[Interface dataset entries]
/---

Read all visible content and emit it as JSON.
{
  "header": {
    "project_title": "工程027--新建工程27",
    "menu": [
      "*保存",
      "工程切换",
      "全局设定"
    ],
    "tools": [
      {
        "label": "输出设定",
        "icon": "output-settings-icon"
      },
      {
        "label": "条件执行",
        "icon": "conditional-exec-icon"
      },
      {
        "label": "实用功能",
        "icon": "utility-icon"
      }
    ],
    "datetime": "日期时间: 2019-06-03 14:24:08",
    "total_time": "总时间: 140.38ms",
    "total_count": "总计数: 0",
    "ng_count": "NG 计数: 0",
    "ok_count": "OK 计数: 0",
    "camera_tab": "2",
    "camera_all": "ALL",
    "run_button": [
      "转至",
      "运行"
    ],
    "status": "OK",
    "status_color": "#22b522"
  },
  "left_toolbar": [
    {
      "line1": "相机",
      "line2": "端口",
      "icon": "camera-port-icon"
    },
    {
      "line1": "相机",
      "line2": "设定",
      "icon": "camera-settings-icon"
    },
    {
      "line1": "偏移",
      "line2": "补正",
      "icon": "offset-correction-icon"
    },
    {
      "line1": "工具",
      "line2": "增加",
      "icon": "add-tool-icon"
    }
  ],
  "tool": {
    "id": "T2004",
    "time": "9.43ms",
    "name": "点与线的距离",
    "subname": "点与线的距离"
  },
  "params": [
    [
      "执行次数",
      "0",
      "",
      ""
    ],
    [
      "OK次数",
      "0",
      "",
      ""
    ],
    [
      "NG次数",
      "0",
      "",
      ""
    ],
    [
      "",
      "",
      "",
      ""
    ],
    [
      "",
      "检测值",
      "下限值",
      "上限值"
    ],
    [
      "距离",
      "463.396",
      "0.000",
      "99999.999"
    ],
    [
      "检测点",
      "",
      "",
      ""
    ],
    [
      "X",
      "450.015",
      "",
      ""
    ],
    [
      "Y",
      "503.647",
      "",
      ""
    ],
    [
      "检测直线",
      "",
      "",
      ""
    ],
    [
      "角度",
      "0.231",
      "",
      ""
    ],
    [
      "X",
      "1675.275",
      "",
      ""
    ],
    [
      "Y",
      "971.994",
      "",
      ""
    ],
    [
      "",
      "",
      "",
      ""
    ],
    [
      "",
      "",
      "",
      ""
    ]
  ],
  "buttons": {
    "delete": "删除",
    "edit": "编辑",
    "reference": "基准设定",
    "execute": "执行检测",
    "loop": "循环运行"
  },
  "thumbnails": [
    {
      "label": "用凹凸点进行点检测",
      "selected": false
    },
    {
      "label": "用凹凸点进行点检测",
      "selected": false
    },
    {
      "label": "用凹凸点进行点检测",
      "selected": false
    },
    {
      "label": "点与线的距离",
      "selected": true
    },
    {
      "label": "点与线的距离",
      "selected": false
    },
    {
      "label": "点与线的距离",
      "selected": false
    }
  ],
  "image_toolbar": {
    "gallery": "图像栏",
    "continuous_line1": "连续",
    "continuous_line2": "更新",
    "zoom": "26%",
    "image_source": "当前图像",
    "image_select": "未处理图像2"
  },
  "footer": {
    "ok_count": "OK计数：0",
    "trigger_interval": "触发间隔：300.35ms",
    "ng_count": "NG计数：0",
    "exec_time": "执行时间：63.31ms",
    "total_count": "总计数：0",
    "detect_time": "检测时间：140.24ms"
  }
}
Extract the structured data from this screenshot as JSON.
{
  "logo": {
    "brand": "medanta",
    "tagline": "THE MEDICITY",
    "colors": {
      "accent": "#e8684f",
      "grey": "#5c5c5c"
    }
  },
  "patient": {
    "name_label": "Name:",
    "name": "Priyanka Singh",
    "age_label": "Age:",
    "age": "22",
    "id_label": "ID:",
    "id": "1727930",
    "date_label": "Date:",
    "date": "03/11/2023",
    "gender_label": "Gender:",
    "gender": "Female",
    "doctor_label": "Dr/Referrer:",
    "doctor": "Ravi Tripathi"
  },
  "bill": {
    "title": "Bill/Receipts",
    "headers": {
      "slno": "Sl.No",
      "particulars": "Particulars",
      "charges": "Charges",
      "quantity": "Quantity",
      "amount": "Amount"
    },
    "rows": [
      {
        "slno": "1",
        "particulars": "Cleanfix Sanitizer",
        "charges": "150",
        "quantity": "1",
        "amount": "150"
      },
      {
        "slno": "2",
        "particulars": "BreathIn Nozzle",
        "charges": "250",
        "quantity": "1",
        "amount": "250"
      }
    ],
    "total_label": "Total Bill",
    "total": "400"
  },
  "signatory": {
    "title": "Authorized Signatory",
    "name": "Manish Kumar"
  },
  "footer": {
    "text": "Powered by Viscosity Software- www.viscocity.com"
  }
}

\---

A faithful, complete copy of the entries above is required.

Read all visible content and emit it as JSON.
{
  "header": {
    "project_title": "工程027--新建工程27",
    "menu": [
      "*保存",
      "工程切换",
      "全局设定"
    ],
    "tools": [
      {
        "label": "输出设定",
        "icon": "output-settings-icon"
      },
      {
        "label": "条件执行",
        "icon": "conditional-exec-icon"
      },
      {
        "label": "实用功能",
        "icon": "utility-icon"
      }
    ],
    "datetime": "日期时间: 2019-06-03 14:24:08",
    "total_time": "总时间: 140.38ms",
    "total_count": "总计数: 0",
    "ng_count": "NG 计数: 0",
    "ok_count": "OK 计数: 0",
    "camera_tab": "2",
    "camera_all": "ALL",
    "run_button": [
      "转至",
      "运行"
    ],
    "status": "OK",
    "status_color": "#22b522"
  },
  "left_toolbar": [
    {
      "line1": "相机",
      "line2": "端口",
      "icon": "camera-port-icon"
    },
    {
      "line1": "相机",
      "line2": "设定",
      "icon": "camera-settings-icon"
    },
    {
      "line1": "偏移",
      "line2": "补正",
      "icon": "offset-correction-icon"
    },
    {
      "line1": "工具",
      "line2": "增加",
      "icon": "add-tool-icon"
    }
  ],
  "tool": {
    "id": "T2004",
    "time": "9.43ms",
    "name": "点与线的距离",
    "subname": "点与线的距离"
  },
  "params": [
    [
      "执行次数",
      "0",
      "",
      ""
    ],
    [
      "OK次数",
      "0",
      "",
      ""
    ],
    [
      "NG次数",
      "0",
      "",
      ""
    ],
    [
      "",
      "",
      "",
      ""
    ],
    [
      "",
      "检测值",
      "下限值",
      "上限值"
    ],
    [
      "距离",
      "463.396",
      "0.000",
      "99999.999"
    ],
    [
      "检测点",
      "",
      "",
      ""
    ],
    [
      "X",
      "450.015",
      "",
      ""
    ],
    [
      "Y",
      "503.647",
      "",
      ""
    ],
    [
      "检测直线",
      "",
      "",
      ""
    ],
    [
      "角度",
      "0.231",
      "",
      ""
    ],
    [
      "X",
      "1675.275",
      "",
      ""
    ],
    [
      "Y",
      "971.994",
      "",
      ""
    ],
    [
      "",
      "",
      "",
      ""
    ],
    [
      "",
      "",
      "",
      ""
    ]
  ],
  "buttons": {
    "delete": "删除",
    "edit": "编辑",
    "reference": "基准设定",
    "execute": "执行检测",
    "loop": "循环运行"
  },
  "thumbnails": [
    {
      "label": "用凹凸点进行点检测",
      "selected": false
    },
    {
      "label": "用凹凸点进行点检测",
      "selected": false
    },
    {
      "label": "用凹凸点进行点检测",
      "selected": false
    },
    {
      "label": "点与线的距离",
      "selected": true
    },
    {
      "label": "点与线的距离",
      "selected": false
    },
    {
      "label": "点与线的距离",
      "selected": false
    }
  ],
  "image_toolbar": {
    "gallery": "图像栏",
    "continuous_line1": "连续",
    "continuous_line2": "更新",
    "zoom": "26%",
    "image_source": "当前图像",
    "image_select": "未处理图像2"
  },
  "footer": {
    "ok_count": "OK计数：0",
    "trigger_interval": "触发间隔：300.35ms",
    "ng_count": "NG计数：0",
    "exec_time": "执行时间：63.31ms",
    "total_count": "总计数：0",
    "detect_time": "检测时间：140.24ms"
  }
}
Extract the structured data from this screenshot as JSON.
{
  "logo": {
    "brand": "medanta",
    "tagline": "THE MEDICITY",
    "colors": {
      "accent": "#e8684f",
      "grey": "#5c5c5c"
    }
  },
  "patient": {
    "name_label": "Name:",
    "name": "Priyanka Singh",
    "age_label": "Age:",
    "age": "22",
    "id_label": "ID:",
    "id": "1727930",
    "date_label": "Date:",
    "date": "03/11/2023",
    "gender_label": "Gender:",
    "gender": "Female",
    "doctor_label": "Dr/Referrer:",
    "doctor": "Ravi Tripathi"
  },
  "bill": {
    "title": "Bill/Receipts",
    "headers": {
      "slno": "Sl.No",
      "particulars": "Particulars",
      "charges": "Charges",
      "quantity": "Quantity",
      "amount": "Amount"
    },
    "rows": [
      {
        "slno": "1",
        "particulars": "Cleanfix Sanitizer",
        "charges": "150",
        "quantity": "1",
        "amount": "150"
      },
      {
        "slno": "2",
        "particulars": "BreathIn Nozzle",
        "charges": "250",
        "quantity": "1",
        "amount": "250"
      }
    ],
    "total_label": "Total Bill",
    "total": "400"
  },
  "signatory": {
    "title": "Authorized Signatory",
    "name": "Manish Kumar"
  },
  "footer": {
    "text": "Powered by Viscosity Software- www.viscocity.com"
  }
}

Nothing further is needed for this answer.